I have to admit that at first glance the opportunity to hear and watch Richard Feynman lecture was enough to attract me to Project Tuva. I have long been interested in physics and having read some of Feynman’s writing (His book Surely You’re Joking, Mr. Feynman! (Adventures of a Curious Character) was a blast to read) I was interested in hearing him “in person” as it were. I’ve watched much of the first of seven lectures that Project Tuva has available and it was as entertaining as it was informative. I’ve learned a bunch of things about gravitation and how it was discovered (hint: a lot more than just an apple falling on Newton’s head) from what I have watched. Feynham is a great lecturer. If you teach physics or are interested in learning physics this series is a great resource.
But Project Tuva is really more than just lectures copied from tape to Internet viewable form. There is expert commentary available (for the first lecture – commentary of the rest is coming). There are interactive supporting materials along the way. There is also the ability to take ones own notes that can be timed to the lecture timeline. The videos can be searched as well. And as you might expect there are transcripts to read. Is this the way to capture great teaching and provide a true multi-level, multi-media, interactive learning experience for educational purposes? Perhaps. If nothing else Project Tuva is an interesting exercise in how computer technology can make learning more than just listening to a lecture or reading a transcript or textbook.

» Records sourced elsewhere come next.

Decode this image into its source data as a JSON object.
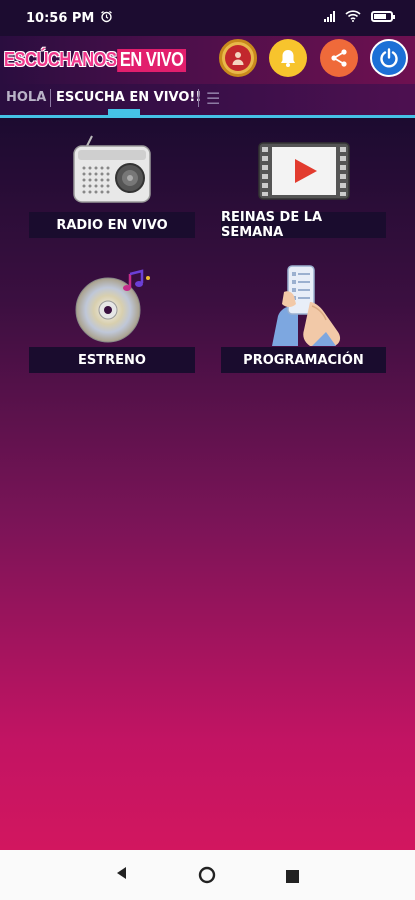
{
  "status_bar": {
    "time": "10:56 PM",
    "battery_icon": "battery-icon",
    "wifi_icon": "wifi-icon",
    "signal_icon": "signal-icon",
    "alarm_icon": "alarm-icon"
  },
  "header": {
    "logo_part1": "ESCÚCHANOS",
    "logo_part2": "EN VIVO",
    "icons": [
      "profile-icon",
      "bell-icon",
      "share-icon",
      "power-icon"
    ]
  },
  "tabs": [
    {
      "label": "HOLA"
    },
    {
      "label": "ESCUCHA EN VIVO!!"
    }
  ],
  "menu_icon": "hamburger-menu-icon",
  "tiles": [
    {
      "label": "RADIO EN VIVO",
      "icon": "radio-icon"
    },
    {
      "label": "REINAS DE LA SEMANA",
      "icon": "video-player-icon"
    },
    {
      "label": "ESTRENO",
      "icon": "music-cd-icon"
    },
    {
      "label": "PROGRAMACIÓN",
      "icon": "schedule-phone-icon"
    }
  ],
  "colors": {
    "accent": "#45c2e6",
    "brand_pink": "#e21f6d",
    "button_bg": "#1a0c2e"
  },
  "nav_bar": {
    "back": "back-icon",
    "home": "home-icon",
    "recents": "recents-icon"
  }
}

See also the Bill Gates interview on how this came about – Bill Gates offers the world a physics lesson